Don’t Be Shackled By Shame!

Shame is a shackle as sure as any chains forged from iron.  

And it often finds its home in the hearts of those who bury a child.

Bereaved parents may feel shame for lots of reasons:

  • Circumstances surrounding the death of their child-suicide, alcohol, drug abuse;
  • Inability to provide the funeral or burial they want due to financial constraints;
  • Missing signs or symptoms of an illness that may have led to death;
  • Family dynamics that pushed a child away from home or relationship.

The list could be endless-on the other side of child loss our brains pick apart every interaction, every choice, every moment that could have gone one way but went another.

Read the rest here: Shake Off the Shame

Walking the Valley: Trust After Loss

When this video popped up in my Facebook memories, I was tempted to skip it.

Three years ago I was in a very stressful season of life. My mother was seriously ill, my husband was working away from home and facing daunting challenges, my surviving children were in various stages of transition and I was just plain worn out.

But I stepped out in faith and accepted an invitation to share at a gathering for bereaved parents.

I was used to hiding behind my keyboard, having days to edit and refine what I would say; not opening my mouth and spilling thoughts without any opportunity to call them back.

It was truly frightening and I had no idea it would be recorded.

I don’t like the way I look. I don’t like the way I sound. But I love the message the Lord laid on my heart and enabled me to deliver that day.

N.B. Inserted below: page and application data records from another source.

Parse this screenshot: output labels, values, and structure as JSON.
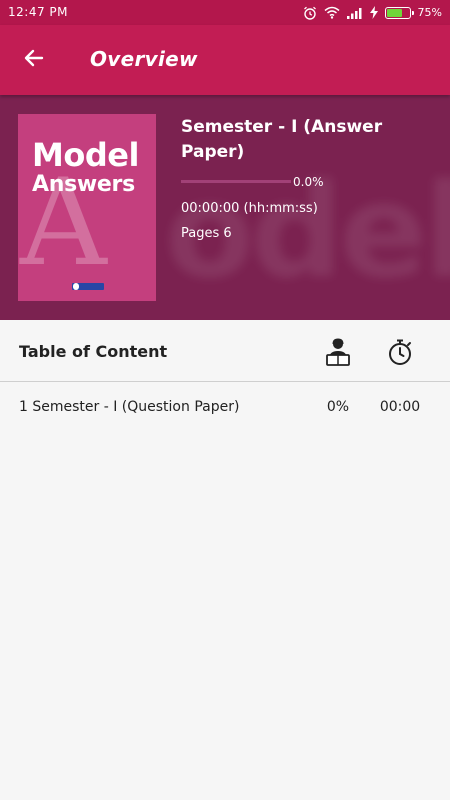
{
  "status_bar": {
    "time": "12:47 PM",
    "battery_percent": "75%",
    "icons": [
      "alarm-icon",
      "wifi-icon",
      "signal-icon",
      "charging-icon",
      "battery-icon"
    ],
    "battery_level": 0.75,
    "battery_color": "#6fd63a"
  },
  "app_bar": {
    "title": "Overview",
    "back_icon": "arrow-left-icon",
    "color": "#c21d54"
  },
  "book": {
    "cover_title_line1": "Model",
    "cover_title_line2": "Answers",
    "cover_big_letter": "A",
    "title": "Semester - I (Answer Paper)",
    "progress_value": 0.0,
    "progress_label": "0.0%",
    "time_spent": "00:00:00 (hh:mm:ss)",
    "pages": "Pages 6",
    "band_color": "#7b2250",
    "cover_color": "#c43f7e"
  },
  "toc": {
    "title": "Table of Content",
    "reader_icon": "reader-icon",
    "timer_icon": "stopwatch-icon",
    "rows": [
      {
        "title": "1 Semester - I (Question Paper)",
        "percent": "0%",
        "time": "00:00"
      }
    ]
  }
}
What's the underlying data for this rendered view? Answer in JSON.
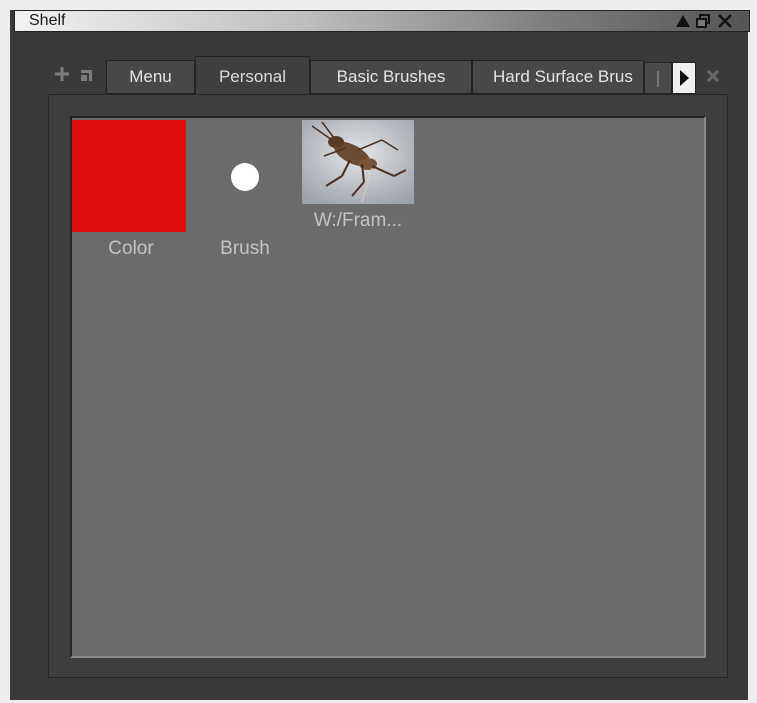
{
  "window": {
    "title": "Shelf",
    "controls": [
      "collapse-icon",
      "float-icon",
      "close-icon"
    ]
  },
  "toolbar": {
    "add_icon": "plus-icon",
    "menu_icon": "panel-menu-icon",
    "scroll_right_icon": "arrow-right-icon",
    "remove_icon": "x-icon"
  },
  "tabs": [
    {
      "label": "Menu",
      "active": false
    },
    {
      "label": "Personal",
      "active": true
    },
    {
      "label": "Basic Brushes",
      "active": false
    },
    {
      "label": "Hard Surface Brus",
      "active": false
    }
  ],
  "shelf_items": [
    {
      "label": "Color",
      "kind": "color-swatch",
      "color": "#e10d0d"
    },
    {
      "label": "Brush",
      "kind": "brush-dot",
      "color": "#ffffff"
    },
    {
      "label": "W:/Fram...",
      "kind": "image-thumbnail"
    }
  ]
}
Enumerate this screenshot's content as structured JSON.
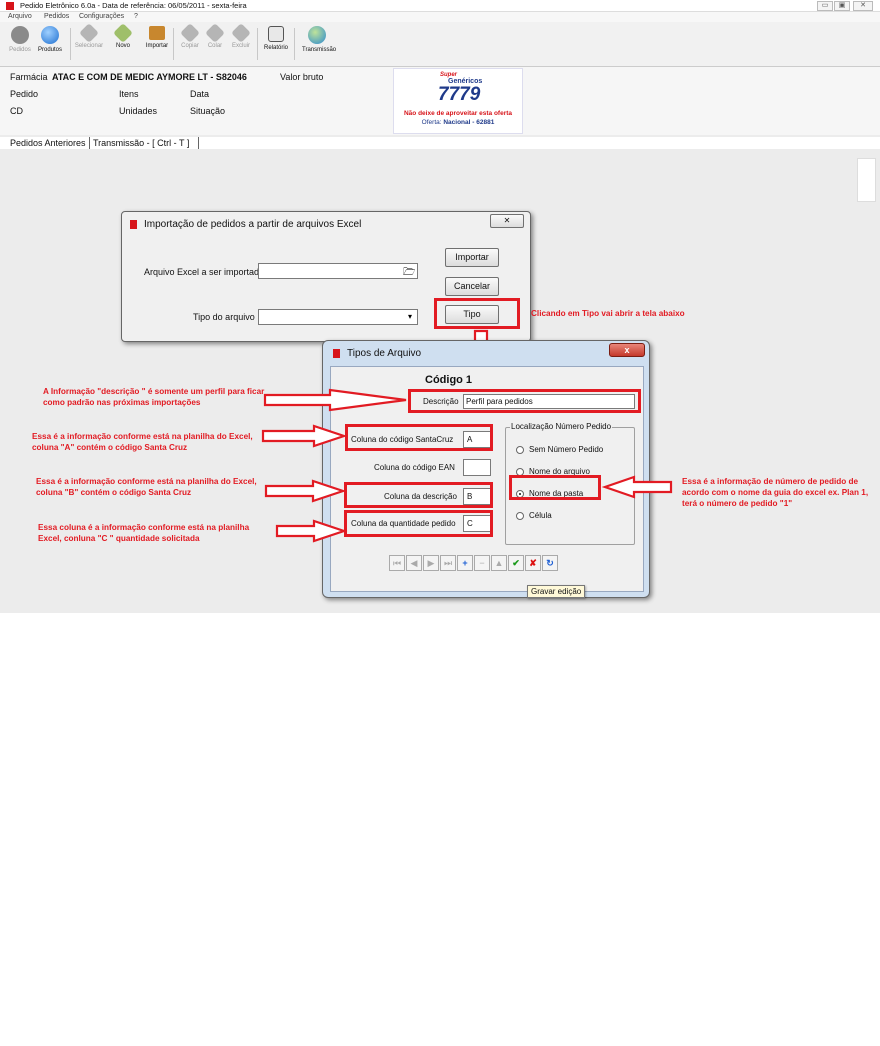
{
  "window": {
    "title": "Pedido Eletrônico 6.0a - Data de referência: 06/05/2011 - sexta-feira",
    "controls": [
      "▭",
      "▣",
      "✕"
    ]
  },
  "menu": [
    "Arquivo",
    "Pedidos",
    "Configurações",
    "?"
  ],
  "toolbar": {
    "pedidos": "Pedidos",
    "produtos": "Produtos",
    "selecionar": "Selecionar",
    "novo": "Novo",
    "importar": "Importar",
    "copiar": "Copiar",
    "colar": "Colar",
    "excluir": "Excluir",
    "relatorio": "Relatório",
    "transmissao": "Transmissão"
  },
  "info": {
    "farmacia_label": "Farmácia",
    "farmacia_value": "ATAC E COM DE MEDIC AYMORE LT - S82046",
    "valor_bruto": "Valor bruto",
    "pedido": "Pedido",
    "itens": "Itens",
    "data": "Data",
    "cd": "CD",
    "unidades": "Unidades",
    "situacao": "Situação"
  },
  "banner": {
    "brand_top": "Super",
    "brand_main": "Genéricos",
    "number": "7779",
    "line1": "Não deixe de aproveitar esta oferta",
    "line2_prefix": "Oferta: ",
    "line2_value": "Nacional - 62881"
  },
  "tabs": {
    "pedidos_anteriores": "Pedidos Anteriores",
    "transmissao": "Transmissão  -  [ Ctrl - T ]"
  },
  "import_dialog": {
    "title": "Importação de pedidos a partir de arquivos Excel",
    "close": "✕",
    "arquivo_label": "Arquivo Excel a ser importado",
    "arquivo_value": "",
    "tipo_label": "Tipo do arquivo",
    "tipo_value": "",
    "btn_importar": "Importar",
    "btn_cancelar": "Cancelar",
    "btn_tipo": "Tipo"
  },
  "tipos_dialog": {
    "title": "Tipos de Arquivo",
    "close": "x",
    "codigo": "Código  1",
    "descricao_label": "Descrição",
    "descricao_value": "Perfil para pedidos",
    "col_santacruz_label": "Coluna do código SantaCruz",
    "col_santacruz_value": "A",
    "col_ean_label": "Coluna do código EAN",
    "col_ean_value": "",
    "col_descricao_label": "Coluna da descrição",
    "col_descricao_value": "B",
    "col_quantidade_label": "Coluna da quantidade pedido",
    "col_quantidade_value": "C",
    "localizacao_title": "Localização Número Pedido",
    "options": [
      "Sem Número Pedido",
      "Nome do arquivo",
      "Nome da pasta",
      "Célula"
    ],
    "selected_option": "Nome da pasta",
    "tooltip": "Gravar edição"
  },
  "annotations": {
    "tipo": "Clicando em Tipo vai abrir a tela abaixo",
    "descricao": "A Informação \"descrição \" é somente um perfil para ficar como padrão nas próximas importações",
    "santacruz": "Essa é a informação conforme está na planilha do Excel, coluna \"A\" contém o código Santa Cruz",
    "desc_col": "Essa é a informação conforme está na planilha do Excel, coluna \"B\" contém o código Santa Cruz",
    "quantidade": "Essa coluna é a informação conforme está na planilha Excel, conluna \"C \" quantidade solicitada",
    "pasta": "Essa é a informação de número de pedido de acordo com o nome da guia do excel ex. Plan 1, terá o número de pedido \"1\""
  },
  "colors": {
    "annotation_red": "#e21b23",
    "banner_red": "#d7141a",
    "banner_blue": "#1f3a8a"
  }
}
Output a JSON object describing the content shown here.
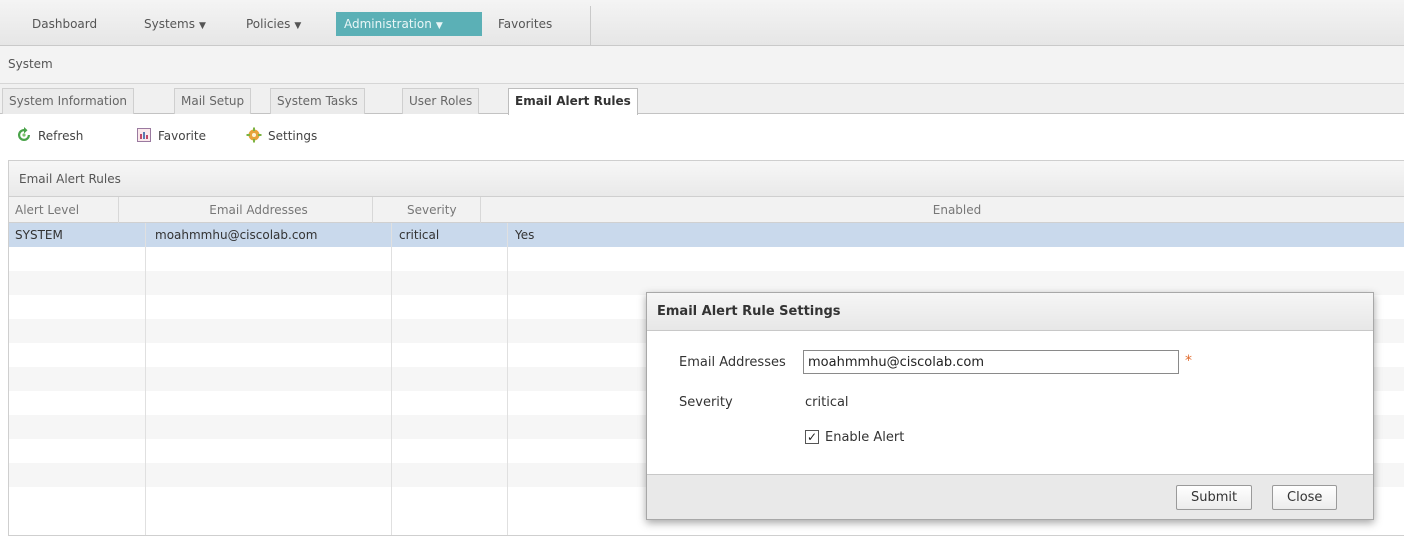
{
  "nav": {
    "items": [
      {
        "label": "Dashboard"
      },
      {
        "label": "Systems",
        "arrow": "▼"
      },
      {
        "label": "Policies",
        "arrow": "▼"
      },
      {
        "label": "Administration",
        "arrow": "▼"
      },
      {
        "label": "Favorites"
      }
    ],
    "active_color": "#5bb0b6"
  },
  "system": {
    "title": "System"
  },
  "tabs": [
    {
      "label": "System Information"
    },
    {
      "label": "Mail Setup"
    },
    {
      "label": "System Tasks"
    },
    {
      "label": "User Roles"
    },
    {
      "label": "Email Alert Rules",
      "active": true
    }
  ],
  "toolbar": {
    "refresh_label": "Refresh",
    "favorite_label": "Favorite",
    "settings_label": "Settings"
  },
  "panel": {
    "title": "Email Alert Rules"
  },
  "grid": {
    "columns": [
      "Alert Level",
      "Email Addresses",
      "Severity",
      "Enabled"
    ],
    "rows": [
      {
        "alert_level": "SYSTEM",
        "email": "moahmmhu@ciscolab.com",
        "severity": "critical",
        "enabled": "Yes",
        "selected": true
      }
    ],
    "selected_color": "#c9d9ec"
  },
  "dialog": {
    "title": "Email Alert Rule Settings",
    "email_label": "Email Addresses",
    "email_value": "moahmmhu@ciscolab.com",
    "required_mark": "*",
    "severity_label": "Severity",
    "severity_value": "critical",
    "enable_label": "Enable Alert",
    "enable_checked": true,
    "check_glyph": "✓",
    "submit_label": "Submit",
    "close_label": "Close"
  }
}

So I’m being brave, being transparent, risking whatever judgement others might feel and some might voice to share it here.

{I’m no tech guru and have absolutely no idea how to edit the video so here it is in its entirety. If you’d rather skip the worship music segment, fast forward to the 30 minute mark.}

Three years later I STILL need to preach to myself. I STILL need to exhale my doubts and questions and pain and inhale the truth and grace of Jesus Christ.

I continue to circle round and round, revisiting questions and issues and feelings I thought I’d conquered.

And every single time He meets me there.

I am more convinced than ever that I am only able to stand in the strength and power of my Father God.

Every day I reach out and take hold of the hem of His garment.

And every day that is enough.

He said not ‘Thou shalt not be tempested, thou shalt not be travailed, thou shalt not be dis-eased’; but He said, ‘Thou shalt not be overcome.’

Julian of Norwich

My Child Existed. He Matters.

I hid this post in my draft folder for months before I published it the first time.

It seemed too raw, too full of all the pain inside my mama heart to put out in the wide world for everyone to see.

And then it was time (like now) to change the flowers on the place where my son’s body rests and I couldn’t stand it anymore.

I wanted to scream at the top of my lungs, “THIS IS NOT ALL THERE IS OF MY BOY!” I wanted to stop people on the street and make them listen to his story, to give away a piece of him for others to carry in their hearts.

My son is not a number or a statistic or only a memory.

He is integral to my story, blood of my blood and flesh of my flesh–part of my life.

I rest assured he lives in heaven with Jesus but I miss him here with me. That’s selfish, I know.  But I can’t seem to help it.

Read the rest here: You Existed, You Exist

Grief Is Really Only Love

At first grief felt only like sorrow and longing and brokenness.

Then it felt like confusion and anxiety and despair.

A little further along this journey it mostly felt like apathy.

Now it feels like love.

Read the rest here: https://thelifeididntchoose.com/2019/09/23/grief-its-really-just-love/